*** Opening EXERCISE MATERIAL ***

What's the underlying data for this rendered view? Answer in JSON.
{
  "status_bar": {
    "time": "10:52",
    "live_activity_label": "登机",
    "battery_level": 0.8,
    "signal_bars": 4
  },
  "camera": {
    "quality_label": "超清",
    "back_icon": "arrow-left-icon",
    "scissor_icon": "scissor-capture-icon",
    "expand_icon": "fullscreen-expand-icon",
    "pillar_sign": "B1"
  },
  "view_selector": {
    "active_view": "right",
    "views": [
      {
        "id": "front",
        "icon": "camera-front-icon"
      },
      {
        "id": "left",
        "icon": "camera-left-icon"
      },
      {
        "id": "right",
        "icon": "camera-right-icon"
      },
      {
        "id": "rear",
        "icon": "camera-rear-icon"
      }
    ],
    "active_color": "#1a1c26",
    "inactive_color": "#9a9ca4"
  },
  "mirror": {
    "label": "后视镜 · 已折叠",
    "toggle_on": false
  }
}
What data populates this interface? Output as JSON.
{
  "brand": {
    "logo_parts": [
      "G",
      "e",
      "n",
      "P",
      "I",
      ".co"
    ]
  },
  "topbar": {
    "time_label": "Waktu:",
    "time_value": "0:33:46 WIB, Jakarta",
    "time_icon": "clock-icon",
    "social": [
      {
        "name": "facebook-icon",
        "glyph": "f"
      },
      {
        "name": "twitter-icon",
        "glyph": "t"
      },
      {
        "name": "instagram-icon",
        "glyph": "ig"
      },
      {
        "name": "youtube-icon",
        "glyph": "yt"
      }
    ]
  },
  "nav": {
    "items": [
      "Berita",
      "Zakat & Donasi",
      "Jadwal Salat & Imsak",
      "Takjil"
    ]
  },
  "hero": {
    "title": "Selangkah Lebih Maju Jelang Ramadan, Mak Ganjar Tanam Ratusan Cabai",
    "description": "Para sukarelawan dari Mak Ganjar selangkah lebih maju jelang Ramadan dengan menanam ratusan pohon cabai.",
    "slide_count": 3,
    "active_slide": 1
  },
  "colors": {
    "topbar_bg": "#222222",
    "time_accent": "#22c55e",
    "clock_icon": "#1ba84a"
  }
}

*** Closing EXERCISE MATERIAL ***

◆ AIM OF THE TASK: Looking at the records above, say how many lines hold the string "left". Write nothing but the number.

◆ RESPONSE TO THE EXERCISE: 3